The uproar over the offending cartoons now has spread to most of the Islamic world (click here for a slide show on protests that took place in Asia). In Gaza, gunmen burst into hotels in search of westerners to take as hostage, reports the Associated Press. For its part, the U.S. State Department has condemned the drawings and urged for tolerance. And while Austrian Foreign Minister Ursula Plassnik said EU leaders have a responsibility to "clearly condemn" insults to any religion, French Interior Minister Nicolas Sarkozy with his usual, despicable arrogance said that he preferred "an excess of caricature to an excess of censorship".

On the religious side, Sheikh Youssouf al-Qardawi has issued a statement calling on arab countries to put pressure on the Danish government so as to ensure that such insults do not take place again in the future. On the other hand, Grand Ayatollah Ali Sistani has issued a statement calling on muslims to react to these odious caricatures which debase our most fundamental beliefs. The statement acknowledged that the actions of a devious minority of extremists have given non-muslims a very bad picture of Islam, and has provided the bigots with an excuse to distord the truth and bash this religion of peace and justice. I personally found this last statement to be very balanced, as it did not shift all the blame on the West, but put part of the responsibility on the muslim extremists as well.

And last, but not least: two opinion pieces I found interesting. The first one is by a western political activist, and the second one by a Syrian diplomat. Happy reading!

Second Update - February 7, 2006

So now, after angry rioters have set the Danish consulates in Beirut and Damascus ablaze, in an ironic twist of events it incumbed to the Syrian and Lebanese governments to present their apologies to the Danish people, not the other way around.

Today, an iranian newspaper has indicated that it will hold a contest on cartoons about the holocaust, to see whether the West can uphold the same standards of freedom of speech in its attitude toward this historical event as it did with the offending cartoons. I think we already know what will the reaction of the west be, one that is full of contempt and hypocrisy.

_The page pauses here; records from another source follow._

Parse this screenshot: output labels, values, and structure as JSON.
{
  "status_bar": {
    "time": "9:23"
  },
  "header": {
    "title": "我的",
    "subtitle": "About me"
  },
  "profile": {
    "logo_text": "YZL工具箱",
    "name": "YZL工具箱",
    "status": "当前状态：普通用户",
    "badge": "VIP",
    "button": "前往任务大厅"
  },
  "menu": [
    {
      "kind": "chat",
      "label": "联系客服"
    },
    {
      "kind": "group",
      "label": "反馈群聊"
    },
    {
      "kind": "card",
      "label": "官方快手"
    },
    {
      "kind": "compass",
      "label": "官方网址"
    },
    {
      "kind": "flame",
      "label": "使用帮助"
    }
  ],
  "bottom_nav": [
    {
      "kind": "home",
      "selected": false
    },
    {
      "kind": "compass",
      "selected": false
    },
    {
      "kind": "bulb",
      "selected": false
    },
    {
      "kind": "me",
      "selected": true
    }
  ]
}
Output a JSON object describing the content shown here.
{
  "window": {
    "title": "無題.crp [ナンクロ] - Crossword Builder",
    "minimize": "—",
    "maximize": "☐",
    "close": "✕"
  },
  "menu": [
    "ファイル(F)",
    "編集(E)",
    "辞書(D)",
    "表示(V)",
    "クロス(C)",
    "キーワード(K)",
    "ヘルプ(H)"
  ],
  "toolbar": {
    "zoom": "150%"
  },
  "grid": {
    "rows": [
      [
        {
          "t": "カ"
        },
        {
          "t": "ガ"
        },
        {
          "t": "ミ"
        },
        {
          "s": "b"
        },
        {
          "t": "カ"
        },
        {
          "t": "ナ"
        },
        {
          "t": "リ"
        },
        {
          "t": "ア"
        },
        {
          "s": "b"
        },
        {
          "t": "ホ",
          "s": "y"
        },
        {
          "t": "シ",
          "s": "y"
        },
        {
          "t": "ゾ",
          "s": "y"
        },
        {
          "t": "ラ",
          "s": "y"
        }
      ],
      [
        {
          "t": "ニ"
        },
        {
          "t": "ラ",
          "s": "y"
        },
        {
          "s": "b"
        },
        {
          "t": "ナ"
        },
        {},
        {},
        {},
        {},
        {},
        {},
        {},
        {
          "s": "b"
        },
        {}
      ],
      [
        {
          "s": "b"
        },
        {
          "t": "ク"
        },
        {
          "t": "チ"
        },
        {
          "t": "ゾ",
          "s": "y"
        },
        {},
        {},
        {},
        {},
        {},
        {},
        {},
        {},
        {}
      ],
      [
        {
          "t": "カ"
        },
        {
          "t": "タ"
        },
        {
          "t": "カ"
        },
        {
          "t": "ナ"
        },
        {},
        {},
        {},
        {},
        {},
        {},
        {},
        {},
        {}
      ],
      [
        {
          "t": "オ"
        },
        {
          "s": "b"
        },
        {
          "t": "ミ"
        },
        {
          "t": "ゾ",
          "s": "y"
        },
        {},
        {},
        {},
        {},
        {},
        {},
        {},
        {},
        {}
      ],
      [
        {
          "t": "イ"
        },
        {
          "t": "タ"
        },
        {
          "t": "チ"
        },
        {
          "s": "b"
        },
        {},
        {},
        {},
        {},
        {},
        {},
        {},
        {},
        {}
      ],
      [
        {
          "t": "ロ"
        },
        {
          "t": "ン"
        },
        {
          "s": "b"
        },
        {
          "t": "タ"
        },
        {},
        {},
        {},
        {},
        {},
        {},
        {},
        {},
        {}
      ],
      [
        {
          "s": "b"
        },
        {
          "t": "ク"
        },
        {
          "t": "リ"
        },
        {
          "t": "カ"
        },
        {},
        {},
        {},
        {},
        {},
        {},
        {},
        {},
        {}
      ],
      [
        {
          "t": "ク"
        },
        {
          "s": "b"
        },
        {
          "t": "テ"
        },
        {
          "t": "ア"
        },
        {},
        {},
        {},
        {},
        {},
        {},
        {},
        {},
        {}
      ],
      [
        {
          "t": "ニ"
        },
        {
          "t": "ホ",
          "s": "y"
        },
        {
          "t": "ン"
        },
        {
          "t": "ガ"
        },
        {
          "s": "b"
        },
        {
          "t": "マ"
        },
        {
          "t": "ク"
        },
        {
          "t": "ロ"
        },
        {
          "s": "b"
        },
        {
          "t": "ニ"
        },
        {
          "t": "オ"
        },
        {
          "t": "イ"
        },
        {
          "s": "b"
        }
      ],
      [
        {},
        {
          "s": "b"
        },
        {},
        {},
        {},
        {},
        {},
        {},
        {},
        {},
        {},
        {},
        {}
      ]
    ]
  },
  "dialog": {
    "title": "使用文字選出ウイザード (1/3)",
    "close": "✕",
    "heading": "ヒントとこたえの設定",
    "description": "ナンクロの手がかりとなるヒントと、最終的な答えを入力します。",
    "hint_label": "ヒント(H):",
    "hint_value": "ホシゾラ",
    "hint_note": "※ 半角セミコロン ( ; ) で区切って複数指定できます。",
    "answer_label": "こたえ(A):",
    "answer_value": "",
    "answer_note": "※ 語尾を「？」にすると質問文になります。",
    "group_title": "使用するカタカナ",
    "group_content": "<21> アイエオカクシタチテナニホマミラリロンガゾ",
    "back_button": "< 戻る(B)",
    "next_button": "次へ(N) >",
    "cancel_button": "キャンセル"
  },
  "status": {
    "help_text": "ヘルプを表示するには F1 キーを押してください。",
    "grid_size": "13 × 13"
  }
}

And, according to Jihad al-Khazen, these same muslims who are reacting so violently to these cartoons have missed out when it came to reacting to the organized campaign of islamophobic propaganda waged against them and their governments in the West. Muslims: waaaaaaaaaaaake upppp!!!

Prominent Jewish leader condems the offensive caricatures about Prophet Muhammad

In today's issue of al-Hayat, an interesting article by Edgar Bronfman, president of the World Jewish Congress, about the offensive caricatures of the Prophet Muhammad (pbuh) which appeared in a Danish newspaper a couple weeks ago. The caricatures had sparked outrage from the muslim community in Denmark as well as from muslims all over the world. In his article, Mr. Bronfman argues that freedom of expression should not be used in a malicious way to ridicule or insult the religious beliefs of others, especially when those targeted are in minority status. While I might disagree on Mr. Bronfman's position on the middle-east conflict, I think this article is a noble moral gesture of support for the muslims in these difficult times, and as such is worthy of respect.